--- THE DATA ---
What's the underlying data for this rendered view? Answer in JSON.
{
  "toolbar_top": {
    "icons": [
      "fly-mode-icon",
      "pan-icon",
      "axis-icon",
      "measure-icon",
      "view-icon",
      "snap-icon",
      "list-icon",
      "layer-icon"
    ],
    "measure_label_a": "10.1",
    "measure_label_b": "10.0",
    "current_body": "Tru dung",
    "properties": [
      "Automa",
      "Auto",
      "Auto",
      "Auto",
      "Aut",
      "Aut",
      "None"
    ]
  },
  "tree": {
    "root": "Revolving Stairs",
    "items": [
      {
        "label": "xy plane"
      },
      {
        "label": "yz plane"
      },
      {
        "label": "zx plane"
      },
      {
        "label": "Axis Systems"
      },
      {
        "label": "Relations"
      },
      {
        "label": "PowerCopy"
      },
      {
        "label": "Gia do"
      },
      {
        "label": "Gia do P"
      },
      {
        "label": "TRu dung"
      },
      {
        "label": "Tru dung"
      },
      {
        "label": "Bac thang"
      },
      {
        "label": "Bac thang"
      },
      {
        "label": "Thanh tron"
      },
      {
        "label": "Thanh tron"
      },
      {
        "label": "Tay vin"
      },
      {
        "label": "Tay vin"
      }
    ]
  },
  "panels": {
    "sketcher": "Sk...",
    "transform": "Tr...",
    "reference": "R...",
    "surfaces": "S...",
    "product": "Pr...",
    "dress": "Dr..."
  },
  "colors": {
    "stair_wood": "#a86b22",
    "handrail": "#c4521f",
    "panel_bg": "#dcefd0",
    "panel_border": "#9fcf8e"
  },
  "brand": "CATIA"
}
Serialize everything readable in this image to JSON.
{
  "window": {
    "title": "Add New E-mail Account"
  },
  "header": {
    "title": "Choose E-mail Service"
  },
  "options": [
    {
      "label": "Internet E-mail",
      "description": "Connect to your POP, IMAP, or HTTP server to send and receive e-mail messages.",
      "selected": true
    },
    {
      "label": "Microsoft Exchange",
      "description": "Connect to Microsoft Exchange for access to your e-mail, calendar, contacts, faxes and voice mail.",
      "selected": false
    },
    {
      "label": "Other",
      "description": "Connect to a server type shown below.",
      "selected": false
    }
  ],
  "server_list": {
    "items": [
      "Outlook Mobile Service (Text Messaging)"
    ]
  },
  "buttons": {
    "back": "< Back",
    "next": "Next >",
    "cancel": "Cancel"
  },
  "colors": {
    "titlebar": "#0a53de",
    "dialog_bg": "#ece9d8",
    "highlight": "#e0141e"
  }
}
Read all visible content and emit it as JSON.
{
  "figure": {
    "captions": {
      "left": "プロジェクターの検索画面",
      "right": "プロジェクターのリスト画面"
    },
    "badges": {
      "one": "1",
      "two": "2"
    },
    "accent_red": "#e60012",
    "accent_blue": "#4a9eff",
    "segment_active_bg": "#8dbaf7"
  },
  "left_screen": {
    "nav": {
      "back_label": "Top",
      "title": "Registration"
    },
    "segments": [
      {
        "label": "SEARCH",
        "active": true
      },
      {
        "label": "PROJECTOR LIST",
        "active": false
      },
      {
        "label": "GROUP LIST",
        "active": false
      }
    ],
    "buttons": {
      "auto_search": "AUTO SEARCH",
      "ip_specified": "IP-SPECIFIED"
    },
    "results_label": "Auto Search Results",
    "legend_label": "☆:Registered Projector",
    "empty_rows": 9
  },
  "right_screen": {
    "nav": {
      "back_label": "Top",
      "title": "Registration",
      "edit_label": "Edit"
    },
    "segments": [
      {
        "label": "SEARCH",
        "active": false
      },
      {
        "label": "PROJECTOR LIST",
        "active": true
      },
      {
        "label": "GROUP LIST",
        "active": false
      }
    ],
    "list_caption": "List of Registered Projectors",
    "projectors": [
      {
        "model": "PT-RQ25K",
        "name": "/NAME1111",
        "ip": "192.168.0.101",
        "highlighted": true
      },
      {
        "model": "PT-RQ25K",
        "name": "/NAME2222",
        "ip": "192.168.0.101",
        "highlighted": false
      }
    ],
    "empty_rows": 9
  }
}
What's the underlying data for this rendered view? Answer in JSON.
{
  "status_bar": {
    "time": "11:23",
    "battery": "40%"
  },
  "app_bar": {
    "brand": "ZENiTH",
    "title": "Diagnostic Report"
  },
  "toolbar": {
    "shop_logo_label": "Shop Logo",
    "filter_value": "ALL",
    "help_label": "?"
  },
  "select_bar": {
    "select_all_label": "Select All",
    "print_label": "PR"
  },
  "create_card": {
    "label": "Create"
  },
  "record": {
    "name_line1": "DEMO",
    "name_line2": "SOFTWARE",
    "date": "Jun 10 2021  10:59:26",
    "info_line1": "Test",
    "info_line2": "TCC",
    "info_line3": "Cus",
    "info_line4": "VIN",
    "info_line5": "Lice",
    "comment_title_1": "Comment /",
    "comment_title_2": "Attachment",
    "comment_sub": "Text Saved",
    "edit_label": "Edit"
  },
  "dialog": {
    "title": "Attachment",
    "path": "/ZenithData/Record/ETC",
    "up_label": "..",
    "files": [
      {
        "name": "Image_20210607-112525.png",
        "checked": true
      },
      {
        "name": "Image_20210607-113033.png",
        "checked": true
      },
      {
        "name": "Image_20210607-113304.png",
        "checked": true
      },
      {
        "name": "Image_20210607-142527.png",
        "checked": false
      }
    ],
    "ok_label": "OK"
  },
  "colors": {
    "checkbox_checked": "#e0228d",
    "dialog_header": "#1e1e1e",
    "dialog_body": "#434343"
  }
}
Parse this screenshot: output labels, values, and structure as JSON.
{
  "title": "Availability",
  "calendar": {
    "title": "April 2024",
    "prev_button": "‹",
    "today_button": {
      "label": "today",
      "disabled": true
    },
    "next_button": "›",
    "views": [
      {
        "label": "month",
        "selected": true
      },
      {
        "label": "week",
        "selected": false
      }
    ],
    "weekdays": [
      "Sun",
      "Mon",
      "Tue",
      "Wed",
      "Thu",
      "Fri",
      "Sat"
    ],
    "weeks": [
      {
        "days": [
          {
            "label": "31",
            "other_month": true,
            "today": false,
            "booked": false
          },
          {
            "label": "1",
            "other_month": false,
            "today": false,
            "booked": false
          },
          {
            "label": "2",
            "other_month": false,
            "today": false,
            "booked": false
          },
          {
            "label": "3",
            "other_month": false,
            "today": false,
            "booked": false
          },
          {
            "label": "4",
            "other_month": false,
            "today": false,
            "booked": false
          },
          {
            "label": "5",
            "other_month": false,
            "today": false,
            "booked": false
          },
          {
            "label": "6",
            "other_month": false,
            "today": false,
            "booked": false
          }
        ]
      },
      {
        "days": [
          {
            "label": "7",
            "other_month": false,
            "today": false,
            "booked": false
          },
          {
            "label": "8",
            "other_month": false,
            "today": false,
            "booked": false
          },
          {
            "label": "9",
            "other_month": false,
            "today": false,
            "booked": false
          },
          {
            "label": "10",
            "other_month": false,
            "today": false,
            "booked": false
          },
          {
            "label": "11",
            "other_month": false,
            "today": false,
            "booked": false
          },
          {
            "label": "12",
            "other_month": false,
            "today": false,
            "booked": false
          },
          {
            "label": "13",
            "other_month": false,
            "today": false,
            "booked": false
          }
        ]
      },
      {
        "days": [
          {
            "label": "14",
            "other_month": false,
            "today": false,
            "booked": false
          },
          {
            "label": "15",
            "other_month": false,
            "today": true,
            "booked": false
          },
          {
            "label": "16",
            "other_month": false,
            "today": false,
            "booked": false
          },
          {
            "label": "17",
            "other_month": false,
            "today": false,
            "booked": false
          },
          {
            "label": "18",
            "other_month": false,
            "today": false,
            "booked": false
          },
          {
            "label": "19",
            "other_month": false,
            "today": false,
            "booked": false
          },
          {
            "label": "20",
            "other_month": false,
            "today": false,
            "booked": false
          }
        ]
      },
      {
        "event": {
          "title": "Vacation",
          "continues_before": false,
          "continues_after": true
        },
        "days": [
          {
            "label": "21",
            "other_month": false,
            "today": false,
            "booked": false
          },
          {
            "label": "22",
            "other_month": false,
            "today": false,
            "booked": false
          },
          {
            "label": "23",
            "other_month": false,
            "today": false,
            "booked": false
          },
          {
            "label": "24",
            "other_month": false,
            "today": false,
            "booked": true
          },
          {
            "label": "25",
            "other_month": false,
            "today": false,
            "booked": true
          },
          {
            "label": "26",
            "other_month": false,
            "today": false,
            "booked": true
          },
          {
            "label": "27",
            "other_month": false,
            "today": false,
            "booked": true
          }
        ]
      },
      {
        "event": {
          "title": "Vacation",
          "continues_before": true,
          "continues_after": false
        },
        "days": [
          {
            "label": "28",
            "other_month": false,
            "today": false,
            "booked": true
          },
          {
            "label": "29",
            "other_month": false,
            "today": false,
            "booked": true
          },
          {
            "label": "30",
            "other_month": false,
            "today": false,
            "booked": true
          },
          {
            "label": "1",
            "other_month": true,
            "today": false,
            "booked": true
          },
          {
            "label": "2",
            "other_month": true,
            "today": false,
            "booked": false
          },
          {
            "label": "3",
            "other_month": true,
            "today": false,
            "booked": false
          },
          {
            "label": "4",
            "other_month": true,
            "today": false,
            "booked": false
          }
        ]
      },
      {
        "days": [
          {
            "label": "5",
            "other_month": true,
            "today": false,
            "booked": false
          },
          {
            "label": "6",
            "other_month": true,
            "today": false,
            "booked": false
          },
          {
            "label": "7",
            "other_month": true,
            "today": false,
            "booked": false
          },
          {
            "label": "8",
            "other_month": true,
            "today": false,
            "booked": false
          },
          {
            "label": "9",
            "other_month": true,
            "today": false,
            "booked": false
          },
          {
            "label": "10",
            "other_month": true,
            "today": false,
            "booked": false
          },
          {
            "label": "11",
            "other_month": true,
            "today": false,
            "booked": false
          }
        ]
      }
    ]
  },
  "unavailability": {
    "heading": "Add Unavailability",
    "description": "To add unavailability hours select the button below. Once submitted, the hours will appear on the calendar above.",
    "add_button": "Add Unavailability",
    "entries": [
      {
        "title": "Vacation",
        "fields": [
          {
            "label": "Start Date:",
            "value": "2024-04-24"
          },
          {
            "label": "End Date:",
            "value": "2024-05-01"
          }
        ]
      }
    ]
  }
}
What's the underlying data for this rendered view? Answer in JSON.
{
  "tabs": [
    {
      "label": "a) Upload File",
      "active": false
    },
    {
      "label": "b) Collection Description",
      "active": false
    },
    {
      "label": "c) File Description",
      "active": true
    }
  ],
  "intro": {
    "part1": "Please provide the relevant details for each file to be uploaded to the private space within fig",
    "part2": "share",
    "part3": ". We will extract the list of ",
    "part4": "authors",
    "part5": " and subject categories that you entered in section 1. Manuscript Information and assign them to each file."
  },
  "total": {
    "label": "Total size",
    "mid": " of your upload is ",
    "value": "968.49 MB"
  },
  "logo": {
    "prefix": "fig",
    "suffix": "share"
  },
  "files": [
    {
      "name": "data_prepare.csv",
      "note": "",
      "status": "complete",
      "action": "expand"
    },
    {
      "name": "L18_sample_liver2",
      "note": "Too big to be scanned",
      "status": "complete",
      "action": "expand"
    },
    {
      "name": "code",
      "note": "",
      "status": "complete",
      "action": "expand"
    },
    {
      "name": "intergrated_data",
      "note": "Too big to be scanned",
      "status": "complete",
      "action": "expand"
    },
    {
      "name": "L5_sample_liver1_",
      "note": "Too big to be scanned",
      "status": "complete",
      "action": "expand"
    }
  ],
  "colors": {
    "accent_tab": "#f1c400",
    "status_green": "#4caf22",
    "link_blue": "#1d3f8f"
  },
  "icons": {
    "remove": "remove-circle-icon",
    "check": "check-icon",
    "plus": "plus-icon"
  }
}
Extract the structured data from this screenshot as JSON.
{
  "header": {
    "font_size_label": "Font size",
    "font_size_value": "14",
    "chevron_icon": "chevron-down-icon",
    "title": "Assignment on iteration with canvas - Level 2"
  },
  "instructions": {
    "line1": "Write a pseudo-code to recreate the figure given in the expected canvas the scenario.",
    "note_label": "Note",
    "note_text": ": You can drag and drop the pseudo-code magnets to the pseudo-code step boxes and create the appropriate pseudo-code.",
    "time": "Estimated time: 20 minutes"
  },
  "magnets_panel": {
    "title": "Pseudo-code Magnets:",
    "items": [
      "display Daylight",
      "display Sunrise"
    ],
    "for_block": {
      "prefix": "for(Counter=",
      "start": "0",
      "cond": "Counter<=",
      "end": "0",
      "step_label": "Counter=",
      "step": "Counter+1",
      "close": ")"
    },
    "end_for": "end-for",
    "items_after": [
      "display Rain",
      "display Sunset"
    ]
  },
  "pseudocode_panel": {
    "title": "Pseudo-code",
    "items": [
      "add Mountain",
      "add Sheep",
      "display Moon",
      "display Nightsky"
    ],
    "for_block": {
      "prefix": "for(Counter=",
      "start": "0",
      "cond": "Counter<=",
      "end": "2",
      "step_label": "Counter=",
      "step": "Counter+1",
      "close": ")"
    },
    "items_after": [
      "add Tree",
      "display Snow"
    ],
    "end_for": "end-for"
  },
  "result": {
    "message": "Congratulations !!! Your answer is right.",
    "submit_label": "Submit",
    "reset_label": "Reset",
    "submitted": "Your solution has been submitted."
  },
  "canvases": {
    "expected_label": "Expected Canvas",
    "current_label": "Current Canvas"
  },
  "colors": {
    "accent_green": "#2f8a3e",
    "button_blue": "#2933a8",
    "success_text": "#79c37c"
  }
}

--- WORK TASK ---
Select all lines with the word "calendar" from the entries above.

--- RESULT BELOW ---
      "description": "Connect to Microsoft Exchange for access to your e-mail, calendar, contacts, faxes and voice mail.",
  "calendar": {
    "description": "To add unavailability hours select the button below. Once submitted, the hours will appear on the calendar above.",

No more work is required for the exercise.